Central Nervous System Diseases/metabolism , Lactoferrin/metabolism , Animals , Brain/embryology , Brain/pathology , Child , Child Development , Humans , Neurodevelopmental Disorders/pathology
Front Pharmacol ; 11: 583450, 2020.
Article in English | MEDLINE | ID: covidwho-1133942

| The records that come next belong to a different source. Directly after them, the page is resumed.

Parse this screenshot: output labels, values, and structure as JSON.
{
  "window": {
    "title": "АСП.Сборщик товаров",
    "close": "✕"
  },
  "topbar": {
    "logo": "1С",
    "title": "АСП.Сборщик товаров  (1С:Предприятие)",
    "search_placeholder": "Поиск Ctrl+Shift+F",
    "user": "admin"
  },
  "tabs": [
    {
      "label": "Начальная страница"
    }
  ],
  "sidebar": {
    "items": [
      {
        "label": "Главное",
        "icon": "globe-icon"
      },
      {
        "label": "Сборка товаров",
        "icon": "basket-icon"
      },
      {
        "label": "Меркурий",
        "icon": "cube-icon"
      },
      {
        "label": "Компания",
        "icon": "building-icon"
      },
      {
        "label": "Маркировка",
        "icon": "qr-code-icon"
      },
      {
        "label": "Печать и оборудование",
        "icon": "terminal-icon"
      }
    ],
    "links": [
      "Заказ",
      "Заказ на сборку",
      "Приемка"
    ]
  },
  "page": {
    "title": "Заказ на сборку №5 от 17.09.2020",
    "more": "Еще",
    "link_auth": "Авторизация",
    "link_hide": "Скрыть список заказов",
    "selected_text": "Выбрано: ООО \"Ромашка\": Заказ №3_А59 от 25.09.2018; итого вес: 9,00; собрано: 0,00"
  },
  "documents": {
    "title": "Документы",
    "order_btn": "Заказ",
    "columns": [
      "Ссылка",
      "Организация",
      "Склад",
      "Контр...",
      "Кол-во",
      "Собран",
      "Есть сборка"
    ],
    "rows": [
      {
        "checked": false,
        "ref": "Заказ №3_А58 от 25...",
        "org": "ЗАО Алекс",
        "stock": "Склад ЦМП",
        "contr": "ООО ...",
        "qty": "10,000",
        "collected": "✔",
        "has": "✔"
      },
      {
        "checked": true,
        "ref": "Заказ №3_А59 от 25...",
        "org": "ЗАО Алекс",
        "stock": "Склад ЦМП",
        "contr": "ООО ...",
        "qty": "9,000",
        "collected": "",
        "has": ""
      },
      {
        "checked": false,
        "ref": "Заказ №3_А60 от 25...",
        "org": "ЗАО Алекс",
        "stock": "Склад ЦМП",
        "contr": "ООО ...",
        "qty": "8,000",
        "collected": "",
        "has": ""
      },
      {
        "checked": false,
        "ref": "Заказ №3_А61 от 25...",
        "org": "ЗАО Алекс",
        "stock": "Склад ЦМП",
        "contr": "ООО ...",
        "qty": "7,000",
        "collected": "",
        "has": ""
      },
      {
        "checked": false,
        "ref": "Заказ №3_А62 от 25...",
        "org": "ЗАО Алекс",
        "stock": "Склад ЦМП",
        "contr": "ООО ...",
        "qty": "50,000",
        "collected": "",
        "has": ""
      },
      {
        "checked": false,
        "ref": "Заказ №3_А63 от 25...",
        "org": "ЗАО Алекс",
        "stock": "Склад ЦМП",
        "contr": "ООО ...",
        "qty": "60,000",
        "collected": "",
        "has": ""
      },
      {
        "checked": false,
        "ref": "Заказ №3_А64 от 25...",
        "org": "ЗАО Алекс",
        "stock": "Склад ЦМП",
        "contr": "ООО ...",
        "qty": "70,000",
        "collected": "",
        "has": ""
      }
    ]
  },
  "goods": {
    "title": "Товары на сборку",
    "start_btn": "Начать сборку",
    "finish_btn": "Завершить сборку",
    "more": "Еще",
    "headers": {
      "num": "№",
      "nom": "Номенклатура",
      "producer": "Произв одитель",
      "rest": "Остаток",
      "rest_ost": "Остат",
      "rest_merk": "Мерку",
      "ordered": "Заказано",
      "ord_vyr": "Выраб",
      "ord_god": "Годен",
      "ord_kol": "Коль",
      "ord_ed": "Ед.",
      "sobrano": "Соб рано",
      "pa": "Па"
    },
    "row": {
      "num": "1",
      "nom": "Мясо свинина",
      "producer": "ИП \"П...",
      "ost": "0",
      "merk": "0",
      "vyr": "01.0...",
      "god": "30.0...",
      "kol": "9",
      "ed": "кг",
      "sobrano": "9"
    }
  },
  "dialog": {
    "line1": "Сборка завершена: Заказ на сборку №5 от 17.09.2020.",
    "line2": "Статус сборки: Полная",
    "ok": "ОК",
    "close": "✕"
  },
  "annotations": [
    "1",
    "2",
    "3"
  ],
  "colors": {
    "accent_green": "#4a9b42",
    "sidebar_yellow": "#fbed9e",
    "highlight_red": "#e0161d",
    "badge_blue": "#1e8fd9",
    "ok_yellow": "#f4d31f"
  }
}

Objective: To present the evidence of the therapeutic effects and safety of Chinese herbal medicine (CHM) used with or without conventional western therapy for COVID-19. Methods: Clinical studies on the therapeutic effects and safety of CHM for COVID-19 were included. We summarized the general characteristics of included studies, evaluated methodological quality of randomized controlled trials (RCTs) using the Cochrane risk of bias tool, analyzed the use of CHM, used Revman 5.4 software to present the risk ratio (RR) or mean difference (MD) and their 95% confidence interval (CI) to estimate the therapeutic effects and safety of CHM. Results: A total of 58 clinical studies were identified including RCTs (17.24%, 10), non-randomized controlled trials (1.72%, 1), retrospective studies with a control group (18.97%, 11), case-series (20.69%, 12) and case-reports (41.38%, 24). No RCTs of high methodological quality were identified. The most frequently tested oral Chinese patent medicine, Chinese herbal medicine injection or prescribed herbal decoction were: Lianhua Qingwen granule/capsule, Xuebijing injection and Maxing Shigan Tang. In terms of aggravation rate, pooled analyses showed that there were statistical differences between the intervention group and the comparator group (RR 0.42, 95% CI 0.21 to 0.82, six RCTs; RR 0.38, 95% CI 0.23 to 0.64, five retrospective studies with a control group), that is, CHM plus conventional western therapy appeared better than conventional western therapy alone in reducing aggravation rate. In addition, compared with conventional western therapy, CHM plus conventional western therapy had potential advantages in increasing the recovery rate and shortening the duration of fever, cough and fatigue, improving the negative conversion rate of nucleic acid test, and increasing the improvement rate of chest CT manifestations and shortening the time from receiving the treatment to the beginning of chest CT manifestations improvement. For adverse events, pooled data showed that there were no statistical differences between the CHM and the control groups. Conclusion: Current low certainty evidence suggests that there maybe a tendency that CHM plus conventional western therapy is superior to conventional western therapy alone. The use of CHM did not increase the risk of adverse events.